EXERCISE | A word-for-word copy of the entries is the goal; leave out the pictures.
── DATA SHOWN
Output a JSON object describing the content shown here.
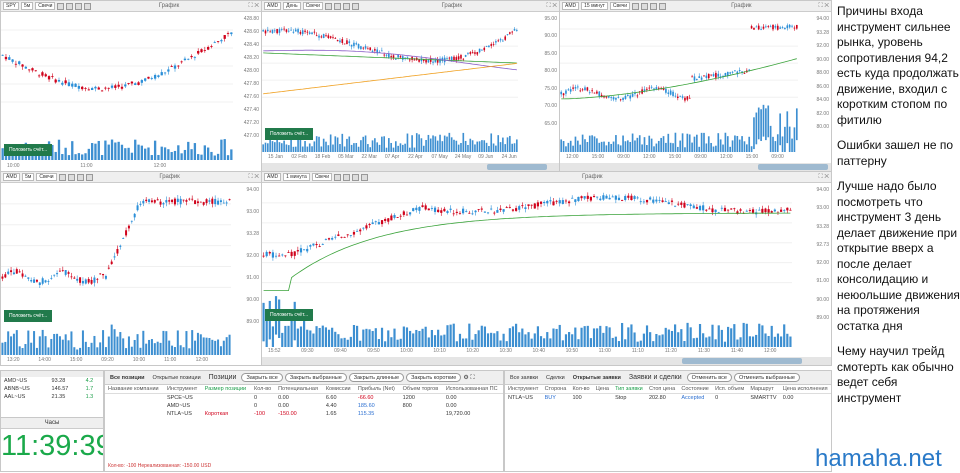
{
  "charts": [
    {
      "symbol": "SPY",
      "tf": "5м",
      "ct": "Свечи",
      "title": "График",
      "y_labels": [
        "428.80",
        "428.60",
        "428.40",
        "428.20",
        "428.00",
        "427.80",
        "427.60",
        "427.40",
        "427.20",
        "427.00"
      ],
      "price_tag": "428.05",
      "x_labels": [
        "10:00",
        "11:00",
        "12:00"
      ],
      "vol_tag": "323,417",
      "btn": "Положить счёт..."
    },
    {
      "symbol": "AMD",
      "tf": "День",
      "ct": "Свечи",
      "title": "График",
      "y_labels": [
        "95.00",
        "90.00",
        "85.00",
        "80.00",
        "75.00",
        "70.00",
        "65.00"
      ],
      "tags": [
        "93.28",
        "88.00",
        "83.61",
        "82.02"
      ],
      "x_labels": [
        "15 Jan",
        "02 Feb",
        "18 Feb",
        "05 Mar",
        "22 Mar",
        "07 Apr",
        "22 Apr",
        "07 May",
        "24 May",
        "09 Jun",
        "24 Jun"
      ],
      "vol_labels": [
        "100,000,000",
        "38,958,649"
      ],
      "btn": "Положить счёт..."
    },
    {
      "symbol": "AMD",
      "tf": "15 минут",
      "ct": "Свечи",
      "title": "График",
      "y_labels": [
        "94.00",
        "93.28",
        "92.00",
        "90.00",
        "88.00",
        "86.00",
        "84.00",
        "82.00",
        "80.00"
      ],
      "x_labels": [
        "12:00",
        "15:00",
        "09:00",
        "12:00",
        "15:00",
        "09:00",
        "12:00",
        "15:00",
        "09:00"
      ],
      "vol_tag": "658,234",
      "btn": "Положить счёт..."
    },
    {
      "symbol": "AMD",
      "tf": "5м",
      "ct": "Свечи",
      "title": "График",
      "y_labels": [
        "94.00",
        "93.00",
        "93.28",
        "92.00",
        "91.00",
        "90.00",
        "89.00"
      ],
      "x_labels": [
        "13:20",
        "14:00",
        "15:00",
        "09:20",
        "10:00",
        "11:00",
        "12:00"
      ],
      "vol_tag": "309,439",
      "btn": "Положить счёт..."
    },
    {
      "symbol": "AMD",
      "tf": "1 минута",
      "ct": "Свечи",
      "title": "График",
      "y_labels": [
        "94.00",
        "93.00",
        "93.28",
        "92.73",
        "92.00",
        "91.00",
        "90.00",
        "89.00"
      ],
      "x_labels": [
        "15:52",
        "09:30",
        "09:40",
        "09:50",
        "10:00",
        "10:10",
        "10:20",
        "10:30",
        "10:40",
        "10:50",
        "11:00",
        "11:10",
        "11:20",
        "11:30",
        "11:40",
        "12:00"
      ],
      "vol_labels": [
        "2,000,000",
        "55,809"
      ],
      "btn": "Положить счёт..."
    }
  ],
  "watchlist": [
    {
      "sym": "AMD~US",
      "px": "93.28",
      "chg": "4.2"
    },
    {
      "sym": "ABNB~US",
      "px": "146.57",
      "chg": "1.7"
    },
    {
      "sym": "AAL~US",
      "px": "21.35",
      "chg": "1.3"
    }
  ],
  "clock": {
    "title": "Часы",
    "time": "11:39:39"
  },
  "positions": {
    "tabs": [
      "Все позиции",
      "Открытые позиции"
    ],
    "panel_title": "Позиции",
    "buttons": [
      "Закрыть все",
      "Закрыть выбранные",
      "Закрыть длинные",
      "Закрыть короткие"
    ],
    "headers": [
      "Название компании",
      "Инструмент",
      "Размер позиции",
      "Кол-во",
      "Потенциальная",
      "Комиссии",
      "Прибыль (Net)",
      "Объем торгов",
      "Использованная ПС"
    ],
    "rows": [
      [
        "",
        "SPCE~US",
        "",
        "0",
        "0.00",
        "6.60",
        "-66.60",
        "1200",
        "0.00"
      ],
      [
        "",
        "AMD~US",
        "",
        "0",
        "0.00",
        "4.40",
        "185.60",
        "800",
        "0.00"
      ],
      [
        "",
        "NTLA~US",
        "Короткая",
        "-100",
        "-150.00",
        "1.65",
        "115.35",
        "",
        "19,720.00"
      ]
    ],
    "footer": "Кол-во: -100  Нереализованная: -150.00 USD"
  },
  "orders": {
    "tabs": [
      "Все заявки",
      "Сделки",
      "Открытые заявки"
    ],
    "panel_title": "Заявки и сделки",
    "buttons": [
      "Отменить все",
      "Отменить выбранные"
    ],
    "headers": [
      "Инструмент",
      "Сторона",
      "Кол-во",
      "Цена",
      "Тип заявки",
      "Стоп цена",
      "Состояние",
      "Исп. объем",
      "Маршрут",
      "Цена исполнения"
    ],
    "rows": [
      [
        "NTLA~US",
        "BUY",
        "100",
        "",
        "Stop",
        "202.80",
        "Accepted",
        "0",
        "SMARTTV",
        "0.00"
      ]
    ]
  },
  "notes": [
    "Причины входа инструмент сильнее рынка, уровень сопротивления 94,2 есть куда продолжать движение, входил с коротким стопом по фитилю",
    "Ошибки зашел не по паттерну",
    "Лучше надо было посмотреть что инструмент 3 день делает движение при открытие вверх а после делает консолидацию и неюольшие движения на протяжения остатка дня",
    "Чему научил трейд смотерть как обычно ведет себя инструмент"
  ],
  "watermark": "hamaha.net",
  "colors": {
    "up": "#2b8fd8",
    "down": "#d0021b",
    "ma": "#3ba33b",
    "ma2": "#8a5fc7",
    "ma3": "#f0a020",
    "button": "#217a4b",
    "clock": "#1aa94a"
  }
}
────
ANSWER BELOW |
Output a JSON object describing the content shown here.
{
  "charts": [
    {
      "symbol": "SPY",
      "tf": "5м",
      "ct": "Свечи",
      "title": "График",
      "y_labels": [
        "428.80",
        "428.60",
        "428.40",
        "428.20",
        "428.00",
        "427.80",
        "427.60",
        "427.40",
        "427.20",
        "427.00"
      ],
      "price_tag": "428.05",
      "x_labels": [
        "10:00",
        "11:00",
        "12:00"
      ],
      "vol_tag": "323,417",
      "btn": "Положить счёт..."
    },
    {
      "symbol": "AMD",
      "tf": "День",
      "ct": "Свечи",
      "title": "График",
      "y_labels": [
        "95.00",
        "90.00",
        "85.00",
        "80.00",
        "75.00",
        "70.00",
        "65.00"
      ],
      "tags": [
        "93.28",
        "88.00",
        "83.61",
        "82.02"
      ],
      "x_labels": [
        "15 Jan",
        "02 Feb",
        "18 Feb",
        "05 Mar",
        "22 Mar",
        "07 Apr",
        "22 Apr",
        "07 May",
        "24 May",
        "09 Jun",
        "24 Jun"
      ],
      "vol_labels": [
        "100,000,000",
        "38,958,649"
      ],
      "btn": "Положить счёт..."
    },
    {
      "symbol": "AMD",
      "tf": "15 минут",
      "ct": "Свечи",
      "title": "График",
      "y_labels": [
        "94.00",
        "93.28",
        "92.00",
        "90.00",
        "88.00",
        "86.00",
        "84.00",
        "82.00",
        "80.00"
      ],
      "x_labels": [
        "12:00",
        "15:00",
        "09:00",
        "12:00",
        "15:00",
        "09:00",
        "12:00",
        "15:00",
        "09:00"
      ],
      "vol_tag": "658,234",
      "btn": "Положить счёт..."
    },
    {
      "symbol": "AMD",
      "tf": "5м",
      "ct": "Свечи",
      "title": "График",
      "y_labels": [
        "94.00",
        "93.00",
        "93.28",
        "92.00",
        "91.00",
        "90.00",
        "89.00"
      ],
      "x_labels": [
        "13:20",
        "14:00",
        "15:00",
        "09:20",
        "10:00",
        "11:00",
        "12:00"
      ],
      "vol_tag": "309,439",
      "btn": "Положить счёт..."
    },
    {
      "symbol": "AMD",
      "tf": "1 минута",
      "ct": "Свечи",
      "title": "График",
      "y_labels": [
        "94.00",
        "93.00",
        "93.28",
        "92.73",
        "92.00",
        "91.00",
        "90.00",
        "89.00"
      ],
      "x_labels": [
        "15:52",
        "09:30",
        "09:40",
        "09:50",
        "10:00",
        "10:10",
        "10:20",
        "10:30",
        "10:40",
        "10:50",
        "11:00",
        "11:10",
        "11:20",
        "11:30",
        "11:40",
        "12:00"
      ],
      "vol_labels": [
        "2,000,000",
        "55,809"
      ],
      "btn": "Положить счёт..."
    }
  ],
  "watchlist": [
    {
      "sym": "AMD~US",
      "px": "93.28",
      "chg": "4.2"
    },
    {
      "sym": "ABNB~US",
      "px": "146.57",
      "chg": "1.7"
    },
    {
      "sym": "AAL~US",
      "px": "21.35",
      "chg": "1.3"
    }
  ],
  "clock": {
    "title": "Часы",
    "time": "11:39:39"
  },
  "positions": {
    "tabs": [
      "Все позиции",
      "Открытые позиции"
    ],
    "panel_title": "Позиции",
    "buttons": [
      "Закрыть все",
      "Закрыть выбранные",
      "Закрыть длинные",
      "Закрыть короткие"
    ],
    "headers": [
      "Название компании",
      "Инструмент",
      "Размер позиции",
      "Кол-во",
      "Потенциальная",
      "Комиссии",
      "Прибыль (Net)",
      "Объем торгов",
      "Использованная ПС"
    ],
    "rows": [
      [
        "",
        "SPCE~US",
        "",
        "0",
        "0.00",
        "6.60",
        "-66.60",
        "1200",
        "0.00"
      ],
      [
        "",
        "AMD~US",
        "",
        "0",
        "0.00",
        "4.40",
        "185.60",
        "800",
        "0.00"
      ],
      [
        "",
        "NTLA~US",
        "Короткая",
        "-100",
        "-150.00",
        "1.65",
        "115.35",
        "",
        "19,720.00"
      ]
    ],
    "footer": "Кол-во: -100  Нереализованная: -150.00 USD"
  },
  "orders": {
    "tabs": [
      "Все заявки",
      "Сделки",
      "Открытые заявки"
    ],
    "panel_title": "Заявки и сделки",
    "buttons": [
      "Отменить все",
      "Отменить выбранные"
    ],
    "headers": [
      "Инструмент",
      "Сторона",
      "Кол-во",
      "Цена",
      "Тип заявки",
      "Стоп цена",
      "Состояние",
      "Исп. объем",
      "Маршрут",
      "Цена исполнения"
    ],
    "rows": [
      [
        "NTLA~US",
        "BUY",
        "100",
        "",
        "Stop",
        "202.80",
        "Accepted",
        "0",
        "SMARTTV",
        "0.00"
      ]
    ]
  },
  "notes": [
    "Причины входа инструмент сильнее рынка, уровень сопротивления 94,2 есть куда продолжать движение, входил с коротким стопом по фитилю",
    "Ошибки зашел не по паттерну",
    "Лучше надо было посмотреть что инструмент 3 день делает движение при открытие вверх а после делает консолидацию и неюольшие движения на протяжения остатка дня",
    "Чему научил трейд смотерть как обычно ведет себя инструмент"
  ],
  "watermark": "hamaha.net",
  "colors": {
    "up": "#2b8fd8",
    "down": "#d0021b",
    "ma": "#3ba33b",
    "ma2": "#8a5fc7",
    "ma3": "#f0a020",
    "button": "#217a4b",
    "clock": "#1aa94a"
  }
}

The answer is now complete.